  4. 4. International Journal Of Computational Engineering Research ( Vol. 2 Issue.5V. ConclusionA new scheme has been presented that utilizes a mesh structure and alternate paths. The scheme can beincorporated into any ad hoc on-demand unicast routing protocol to improve reliable packet delivery in the faceof node movements and route breaks. Alternate routes are utilized only when data packets cannot be deliveredthrough the primary route. The process of checking the protocol scheme is to be done for more sparse mediumsand real life scenarios. This scheme can also be extended for metrics like End-to-End delay, Throughput and Pathoptimality, Link layer overhead.References [1] Vinay Rishiwal, Ashwani Kush, Shekhar Verma “Stable and Energy Efficient Routing for Mobile AdhocNetworks” Fifth International Conference on Information Technology: New Generations 2008, 1028-1033. [2] E.M. Royer and C.K. Toh, “A review of current routing protocols for ad hoc mobile wireless networks”. IEEE Personal Communications, pages 46–55, April 1999. [3] J.J. Garcia, M. Spohn and D. Bayer, “Source Tree Adaptive Routing protocol”, IETF draft, October 1999. [4] D.B. Johnson, D.A. Maltz, "Dynamic Source Routing in Ad Hoc Networks", Mobile Computing, T. Imielinski and H. Korth, Eds., Kulwer, 1996, pp. 152-81 protocol for mobile ad hoc networks (RDMAR)”, CCSR ,UK. [5] C.E. Perkins, E.M. Royer, “Ad-Hoc On Demand Distance Vector Routing”, Proceedings of the 2nd IEEE Workshop on Mobile Computing Systems and Application New Orleans, LA, February 1999, pp. 90-100. [6] Josh Broch, David A.Maltz and Jorjeta Jetcheva, “A performance Comparison of Multi hop Wireless Adhoc Network Routing Protocols”, Mobicomm’98, Texas, Oct 1998. [7] WU Da-peng , WU Mu-qing, ZHEN Yan, “Reliable routing mechanism based on neighbor stability for MANET” June 2009, 16(3): 33–39. [8] C. K. Toh, “Maximum battery life routing to support ubiquitous mobile computing in wireless ad hoc networks”, IEEE Comm. Mag., June 2001, pp. 138-147. [9] Z.J. Hass, M.R. Pearlman, “Zone routing protocol (ZRP)”, Internet draft. June 1999, at [10] E. Crawley, R. Nair, B. Rajagopalan, and H. Sandick, “A framework for QoS based routing in the internet,” RFC 2386, Aug. 1998. [11] M. Ettus. System Capacity, Latency, and Power Consumption in Multihop-routed SS-CDMA Wireless Networks. In Radio and Wireless Conference (RAWCON ’98), pages 55–58, Aug.1998. [12] X. Lin and I. Stojmenovic. Power-Aware Routing in Ad Hoc Wireless Networks. In SITE, University of Ottawa, TR-98- 11, Dec. 1998. [13] A. Chockalingam and M. Zorzi, “Energy Consumption Performance of a Class of Access Protocols for Mobile Data Networks,” Proc. IEEE VTC, May 1998, pp. 820–24. [14] A. Michail and A. Ephremides, “Energy Efficient Routing for Connection Oriented Traffic in Ad-hoc Wireless Networks,” Proc.
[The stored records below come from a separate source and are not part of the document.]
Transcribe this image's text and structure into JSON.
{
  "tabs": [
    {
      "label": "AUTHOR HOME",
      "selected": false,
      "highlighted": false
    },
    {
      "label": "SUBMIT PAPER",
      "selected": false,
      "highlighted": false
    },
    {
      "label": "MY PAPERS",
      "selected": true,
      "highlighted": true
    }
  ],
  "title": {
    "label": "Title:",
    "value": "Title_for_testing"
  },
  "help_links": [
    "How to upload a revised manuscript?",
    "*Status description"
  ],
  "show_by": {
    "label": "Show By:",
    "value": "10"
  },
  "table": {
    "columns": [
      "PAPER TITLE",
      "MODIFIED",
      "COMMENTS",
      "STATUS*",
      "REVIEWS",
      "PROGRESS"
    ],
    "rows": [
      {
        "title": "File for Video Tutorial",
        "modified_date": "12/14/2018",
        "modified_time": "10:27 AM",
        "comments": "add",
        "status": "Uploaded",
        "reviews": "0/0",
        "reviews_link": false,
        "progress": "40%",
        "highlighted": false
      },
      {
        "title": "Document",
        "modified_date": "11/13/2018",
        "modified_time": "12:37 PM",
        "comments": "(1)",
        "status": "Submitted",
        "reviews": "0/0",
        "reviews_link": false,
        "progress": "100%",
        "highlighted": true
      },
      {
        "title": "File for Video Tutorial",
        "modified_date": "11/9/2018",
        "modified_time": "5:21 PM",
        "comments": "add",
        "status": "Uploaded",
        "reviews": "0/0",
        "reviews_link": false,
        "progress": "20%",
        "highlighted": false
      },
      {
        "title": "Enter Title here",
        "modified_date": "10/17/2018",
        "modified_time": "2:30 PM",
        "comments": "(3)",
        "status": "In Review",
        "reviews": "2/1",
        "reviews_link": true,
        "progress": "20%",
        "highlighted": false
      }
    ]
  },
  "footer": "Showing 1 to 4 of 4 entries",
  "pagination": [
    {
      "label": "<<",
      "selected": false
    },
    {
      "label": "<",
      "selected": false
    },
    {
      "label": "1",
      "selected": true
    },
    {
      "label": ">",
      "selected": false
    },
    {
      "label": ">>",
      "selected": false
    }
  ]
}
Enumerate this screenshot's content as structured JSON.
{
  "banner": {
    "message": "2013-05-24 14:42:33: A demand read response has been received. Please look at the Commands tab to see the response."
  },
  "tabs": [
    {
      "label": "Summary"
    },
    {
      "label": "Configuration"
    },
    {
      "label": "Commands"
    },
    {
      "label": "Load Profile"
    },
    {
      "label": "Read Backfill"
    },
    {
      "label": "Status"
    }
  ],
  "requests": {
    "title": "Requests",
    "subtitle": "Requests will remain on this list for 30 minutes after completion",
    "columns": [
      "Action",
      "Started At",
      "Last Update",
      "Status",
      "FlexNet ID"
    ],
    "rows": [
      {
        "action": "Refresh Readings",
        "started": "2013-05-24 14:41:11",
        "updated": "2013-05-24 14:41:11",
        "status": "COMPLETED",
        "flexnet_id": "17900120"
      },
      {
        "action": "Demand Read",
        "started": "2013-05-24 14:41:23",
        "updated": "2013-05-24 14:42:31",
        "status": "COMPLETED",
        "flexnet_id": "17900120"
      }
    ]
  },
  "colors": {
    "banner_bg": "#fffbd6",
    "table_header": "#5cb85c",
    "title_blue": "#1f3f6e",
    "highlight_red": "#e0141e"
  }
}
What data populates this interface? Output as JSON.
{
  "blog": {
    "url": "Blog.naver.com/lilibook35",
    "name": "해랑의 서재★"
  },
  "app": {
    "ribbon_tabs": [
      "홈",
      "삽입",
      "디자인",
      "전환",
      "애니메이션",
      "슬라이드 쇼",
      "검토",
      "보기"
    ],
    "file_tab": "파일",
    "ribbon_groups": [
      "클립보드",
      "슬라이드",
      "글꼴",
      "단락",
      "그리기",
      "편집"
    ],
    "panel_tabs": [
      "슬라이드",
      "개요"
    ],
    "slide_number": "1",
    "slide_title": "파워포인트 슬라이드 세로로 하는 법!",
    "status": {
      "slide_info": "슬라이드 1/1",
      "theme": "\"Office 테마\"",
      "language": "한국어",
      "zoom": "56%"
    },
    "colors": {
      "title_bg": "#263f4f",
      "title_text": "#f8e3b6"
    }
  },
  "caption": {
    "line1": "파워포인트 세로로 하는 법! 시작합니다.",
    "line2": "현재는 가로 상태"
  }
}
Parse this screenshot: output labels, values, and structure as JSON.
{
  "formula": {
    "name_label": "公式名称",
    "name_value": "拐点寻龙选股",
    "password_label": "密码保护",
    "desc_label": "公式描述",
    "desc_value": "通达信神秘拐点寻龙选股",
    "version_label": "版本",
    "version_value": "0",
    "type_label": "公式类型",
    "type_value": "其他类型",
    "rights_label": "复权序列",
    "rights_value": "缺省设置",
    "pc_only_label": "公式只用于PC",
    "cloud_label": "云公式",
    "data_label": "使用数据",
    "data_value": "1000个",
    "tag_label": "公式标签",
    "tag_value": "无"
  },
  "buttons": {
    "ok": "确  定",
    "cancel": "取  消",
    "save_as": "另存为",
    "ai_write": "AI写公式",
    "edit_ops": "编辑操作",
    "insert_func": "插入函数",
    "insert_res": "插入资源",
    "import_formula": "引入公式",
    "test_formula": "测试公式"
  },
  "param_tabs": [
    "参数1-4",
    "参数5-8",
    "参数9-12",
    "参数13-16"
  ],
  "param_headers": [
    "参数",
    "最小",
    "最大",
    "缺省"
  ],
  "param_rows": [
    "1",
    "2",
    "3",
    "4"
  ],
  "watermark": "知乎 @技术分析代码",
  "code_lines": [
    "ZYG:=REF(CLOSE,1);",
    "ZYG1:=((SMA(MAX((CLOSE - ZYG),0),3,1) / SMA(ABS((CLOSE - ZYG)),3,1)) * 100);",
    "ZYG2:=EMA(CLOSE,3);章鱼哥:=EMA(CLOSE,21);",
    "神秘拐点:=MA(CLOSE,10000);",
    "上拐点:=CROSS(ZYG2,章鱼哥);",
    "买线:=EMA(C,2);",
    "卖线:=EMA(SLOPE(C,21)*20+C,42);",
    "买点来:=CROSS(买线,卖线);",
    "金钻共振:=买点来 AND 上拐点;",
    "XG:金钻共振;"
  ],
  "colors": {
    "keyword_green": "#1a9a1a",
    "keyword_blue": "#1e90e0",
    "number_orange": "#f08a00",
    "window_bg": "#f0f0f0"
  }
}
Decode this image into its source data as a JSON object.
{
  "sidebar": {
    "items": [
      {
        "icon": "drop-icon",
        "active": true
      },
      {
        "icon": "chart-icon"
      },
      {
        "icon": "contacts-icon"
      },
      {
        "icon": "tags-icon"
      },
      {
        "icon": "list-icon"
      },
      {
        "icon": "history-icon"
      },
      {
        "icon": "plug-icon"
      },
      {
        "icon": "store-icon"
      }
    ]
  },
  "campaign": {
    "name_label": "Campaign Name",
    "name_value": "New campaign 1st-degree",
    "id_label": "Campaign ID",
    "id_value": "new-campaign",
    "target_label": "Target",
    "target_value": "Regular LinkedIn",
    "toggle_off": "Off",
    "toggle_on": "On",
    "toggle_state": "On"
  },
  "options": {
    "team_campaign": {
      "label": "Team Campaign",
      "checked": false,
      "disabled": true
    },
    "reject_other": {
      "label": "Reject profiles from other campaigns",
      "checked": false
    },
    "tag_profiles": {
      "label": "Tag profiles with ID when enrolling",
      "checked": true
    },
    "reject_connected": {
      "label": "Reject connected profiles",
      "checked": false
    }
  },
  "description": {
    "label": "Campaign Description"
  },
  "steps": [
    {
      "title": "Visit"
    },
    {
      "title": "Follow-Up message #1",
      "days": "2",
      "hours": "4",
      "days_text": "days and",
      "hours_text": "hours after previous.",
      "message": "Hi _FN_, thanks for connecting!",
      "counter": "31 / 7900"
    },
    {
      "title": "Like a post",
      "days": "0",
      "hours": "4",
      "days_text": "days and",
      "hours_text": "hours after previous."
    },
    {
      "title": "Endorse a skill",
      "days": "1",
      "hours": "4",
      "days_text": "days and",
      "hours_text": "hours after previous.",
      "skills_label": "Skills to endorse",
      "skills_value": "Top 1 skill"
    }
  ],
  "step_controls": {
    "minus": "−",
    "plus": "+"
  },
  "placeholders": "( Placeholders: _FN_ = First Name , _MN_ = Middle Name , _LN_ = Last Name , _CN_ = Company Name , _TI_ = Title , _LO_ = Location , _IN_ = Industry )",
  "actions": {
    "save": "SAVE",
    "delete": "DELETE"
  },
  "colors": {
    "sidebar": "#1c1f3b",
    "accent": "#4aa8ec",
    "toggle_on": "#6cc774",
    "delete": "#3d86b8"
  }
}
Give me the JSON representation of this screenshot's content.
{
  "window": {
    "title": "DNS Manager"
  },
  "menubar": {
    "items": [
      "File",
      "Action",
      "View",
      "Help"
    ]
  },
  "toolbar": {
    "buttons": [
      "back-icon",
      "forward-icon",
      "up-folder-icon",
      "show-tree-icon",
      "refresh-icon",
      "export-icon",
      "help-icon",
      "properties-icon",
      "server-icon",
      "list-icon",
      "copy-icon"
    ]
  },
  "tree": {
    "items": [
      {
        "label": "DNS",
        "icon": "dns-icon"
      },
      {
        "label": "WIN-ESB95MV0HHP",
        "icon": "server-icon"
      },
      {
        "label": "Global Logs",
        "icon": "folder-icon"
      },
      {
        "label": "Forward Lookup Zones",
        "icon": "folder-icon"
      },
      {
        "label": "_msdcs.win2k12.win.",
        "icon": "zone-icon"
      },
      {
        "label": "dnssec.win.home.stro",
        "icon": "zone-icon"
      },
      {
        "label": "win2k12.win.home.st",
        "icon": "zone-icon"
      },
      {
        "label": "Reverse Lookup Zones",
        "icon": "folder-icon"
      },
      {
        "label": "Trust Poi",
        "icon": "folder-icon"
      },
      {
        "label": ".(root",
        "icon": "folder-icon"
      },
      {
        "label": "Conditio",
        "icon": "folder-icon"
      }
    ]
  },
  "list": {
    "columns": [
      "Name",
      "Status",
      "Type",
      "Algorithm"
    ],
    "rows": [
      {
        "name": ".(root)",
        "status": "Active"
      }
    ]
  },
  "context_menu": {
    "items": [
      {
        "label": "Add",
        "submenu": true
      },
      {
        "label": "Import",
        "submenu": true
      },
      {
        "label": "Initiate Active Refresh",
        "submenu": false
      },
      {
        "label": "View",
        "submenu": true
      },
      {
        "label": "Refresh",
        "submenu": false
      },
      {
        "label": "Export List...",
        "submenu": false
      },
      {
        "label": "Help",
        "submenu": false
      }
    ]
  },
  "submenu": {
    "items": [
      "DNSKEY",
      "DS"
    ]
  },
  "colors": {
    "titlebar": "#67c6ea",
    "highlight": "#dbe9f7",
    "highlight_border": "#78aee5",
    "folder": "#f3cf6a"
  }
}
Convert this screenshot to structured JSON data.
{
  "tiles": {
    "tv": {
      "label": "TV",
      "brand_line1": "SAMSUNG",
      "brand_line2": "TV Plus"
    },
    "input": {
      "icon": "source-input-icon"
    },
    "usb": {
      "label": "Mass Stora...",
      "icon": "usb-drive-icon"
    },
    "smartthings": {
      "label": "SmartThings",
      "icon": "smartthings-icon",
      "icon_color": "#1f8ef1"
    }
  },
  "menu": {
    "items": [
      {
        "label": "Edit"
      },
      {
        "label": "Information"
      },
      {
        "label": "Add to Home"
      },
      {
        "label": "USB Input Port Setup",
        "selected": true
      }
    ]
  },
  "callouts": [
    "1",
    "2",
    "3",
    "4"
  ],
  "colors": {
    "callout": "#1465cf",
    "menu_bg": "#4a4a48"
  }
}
IEEE PIMRC, Sept. 2000, pp. 762–66. [15] G. Zussman and A. Segall. Energy efficient routing in ad hoc disaster recovery networks. Proceedings of IEEE INFOCOM, April, 2003. [16] C. Schurgers and M. B. Srivastava. Energy efficient routing in wireless sensor networks. Proceedings of IEEE MILCOM, pages 28–31, October 2001Issn 2250-3005(online) September| 2012 Page 1473